A security that tracks an index (such as an index of equities, bonds or commodities). ETFs trade like an equity on a stock ---exchange and experience price changes as the underlying assets move up and down in price. ETFs typically have higher daily liquidity and lower fees than actively managed funds.
Fiscal stimulus is action by the government to encourage private sector economic activity by engaging in targeted, expansionary monetary or economic policies. An economic stimulus is commonly employed during times of recession. Policy tools often used to implement economic stimulus include lowering interest rates, increasing government spending, and quantitative easing, to name a few.
A measure of a company’s leverage that shows how far its operations are funded by lenders versus shareholders. It is a measure of the debt level of a company. Within investment trusts it refers to how much money the trust borrows for investment purposes.
The rate at which the prices of goods and services are rising in an economy. The CPI and RPI are two common measures. The opposite of deflation.
The ability to buy or sell a particular security or asset in the market. Assets that can be easily traded in the market (without causing a major price move) are referred to as ‘liquid’.

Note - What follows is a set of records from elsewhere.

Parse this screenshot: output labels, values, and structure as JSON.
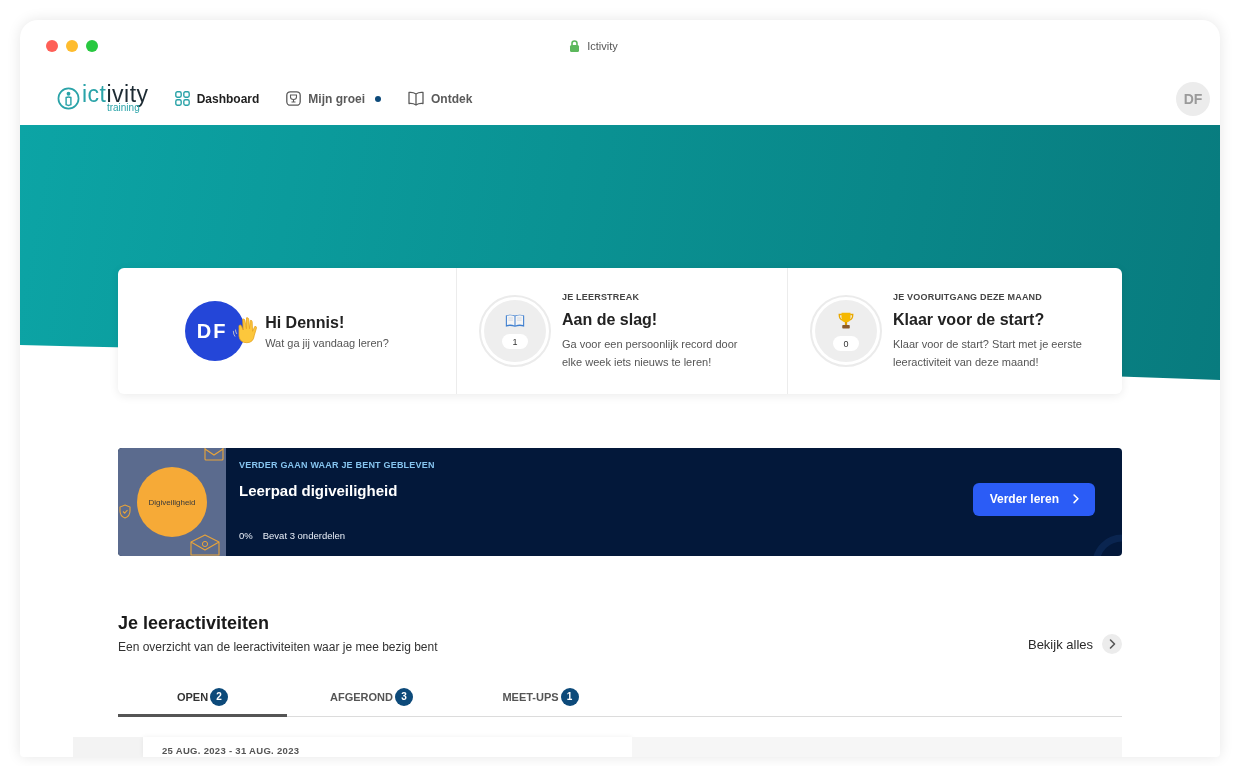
{
  "window": {
    "title": "Ictivity"
  },
  "nav": {
    "logo": {
      "wordmark": [
        "ict",
        "ivity"
      ],
      "tagline": "training"
    },
    "items": [
      {
        "label": "Dashboard",
        "selected": true,
        "notification": false
      },
      {
        "label": "Mijn groei",
        "selected": false,
        "notification": true
      },
      {
        "label": "Ontdek",
        "selected": false,
        "notification": false
      }
    ],
    "avatar": "DF"
  },
  "welcome": {
    "greeting": {
      "initials": "DF",
      "title": "Hi Dennis!",
      "subtitle": "Wat ga jij vandaag leren?"
    },
    "stats": [
      {
        "kind": "streak",
        "label": "JE LEERSTREAK",
        "count": "1",
        "title": "Aan de slag!",
        "description": "Ga voor een persoonlijk record door elke week iets nieuws te leren!"
      },
      {
        "kind": "progress",
        "label": "JE VOORUITGANG DEZE MAAND",
        "count": "0",
        "title": "Klaar voor de start?",
        "description": "Klaar voor de start? Start met je eerste leeractiviteit van deze maand!"
      }
    ]
  },
  "continue": {
    "image_label": "Digiveiligheid",
    "eyebrow": "VERDER GAAN WAAR JE BENT GEBLEVEN",
    "title": "Leerpad digiveiligheid",
    "progress": "0%",
    "parts": "Bevat 3 onderdelen",
    "button": "Verder leren"
  },
  "activities": {
    "title": "Je leeractiviteiten",
    "subtitle": "Een overzicht van de leeractiviteiten waar je mee bezig bent",
    "link": "Bekijk alles",
    "tabs": [
      {
        "label": "OPEN",
        "count": "2",
        "selected": true
      },
      {
        "label": "AFGEROND",
        "count": "3",
        "selected": false
      },
      {
        "label": "MEET-UPS",
        "count": "1",
        "selected": false
      }
    ],
    "cards": [
      {
        "date": "25 AUG. 2023 - 31 AUG. 2023"
      }
    ]
  }
}
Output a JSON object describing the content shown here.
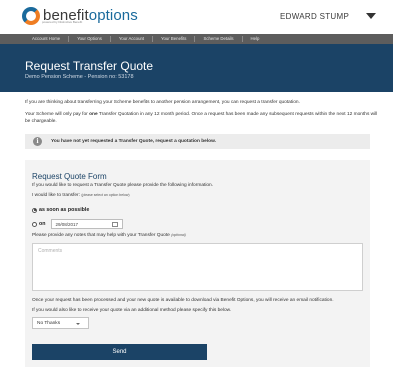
{
  "header": {
    "logo_main": "benefit",
    "logo_accent": "options",
    "logo_tagline": "powered by Distinctive Benefit",
    "user_name": "EDWARD STUMP"
  },
  "nav": {
    "items": [
      "Account Home",
      "Your Options",
      "Your Account",
      "Your Benefits",
      "Scheme Details",
      "Help"
    ]
  },
  "banner": {
    "title": "Request Transfer Quote",
    "subtitle": "Demo Pension Scheme - Pension no: 53178"
  },
  "intro": {
    "line1": "If you are thinking about transferring your Scheme benefits to another pension arrangement, you can request a transfer quotation.",
    "line2_a": "Your Scheme will only pay for ",
    "line2_bold": "one",
    "line2_b": " Transfer Quotation in any 12 month period. Once a request has been made any subsequent requests within the next 12 months will be chargeable."
  },
  "notice": {
    "icon": "info-icon",
    "text": "You have not yet requested a Transfer Quote, request a quotation below."
  },
  "form": {
    "title": "Request Quote Form",
    "intro": "If you would like to request a Transfer Quote please provide the following information.",
    "transfer_label": "I would like to transfer: ",
    "transfer_hint": "(please select an option below)",
    "option_asap": "as soon as possible",
    "option_on": "on",
    "date_value": "29/08/2017",
    "notes_label": "Please provide any notes that may help with your Transfer Quote ",
    "notes_hint": "(optional)",
    "comments_placeholder": "Comments",
    "after_text1": "Once your request has been processed and your new quote is available to download via Benefit Options, you will receive an email notification.",
    "after_text2": "If you would also like to receive your quote via an additional method please specify this below.",
    "method_value": "No Thanks",
    "send_label": "Send"
  },
  "colors": {
    "brand_blue": "#1b4366",
    "logo_blue": "#1a6a9c",
    "logo_orange": "#ef7d22",
    "nav_bg": "#5d5d5d"
  }
}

The use of borrowing to increase exposure to an asset/market. This can be done by borrowing cash and using it to buy an asset, or by using financial instruments such as derivatives to simulate the effect of borrowing for further investment in assets.
A grouping of financial assets such as equities, bonds and cash. Also often called a ‘fund’.
The ability for an Investment Trust to hold back up to 15% of its earnings to smooth out dividend payments over time.
The ability of a company to meet its long-term debts and financial obligations. Solvency can be an important measure of financial health, since its one way of demonstrating a company’s ability to manage its operations into the foreseeable future.
Valuation is the analytical process of determining the current (or projected) worth of an asset or a company. There are many techniques used for doing a valuation. An analyst placing a value on a company looks at the business's management, the composition of its capital structure, the prospect of future earnings, and the market value of its assets, among other metrics.
Value investors search for companies that they believe are undervalued by the market, and therefore expect their share price to increase. One of the favoured techniques is to buy companies with low price to earnings (P/E) ratios. See also growth investing.
The rate and extent at which the price of a portfolio, security or index, moves up and down. If the price swings up and down with large movements, it has high volatility. If the price moves more slowly and to a lesser extent, it has lower volatility. It is used as a measure of the riskiness of an investment.
The level of income on a security, typically expressed as a percentage rate. For equities, a common measure is the dividend yield, which divides recent dividend payments for each share by the share price. For a bond, this is calculated as the coupon payment divided by the current bond price.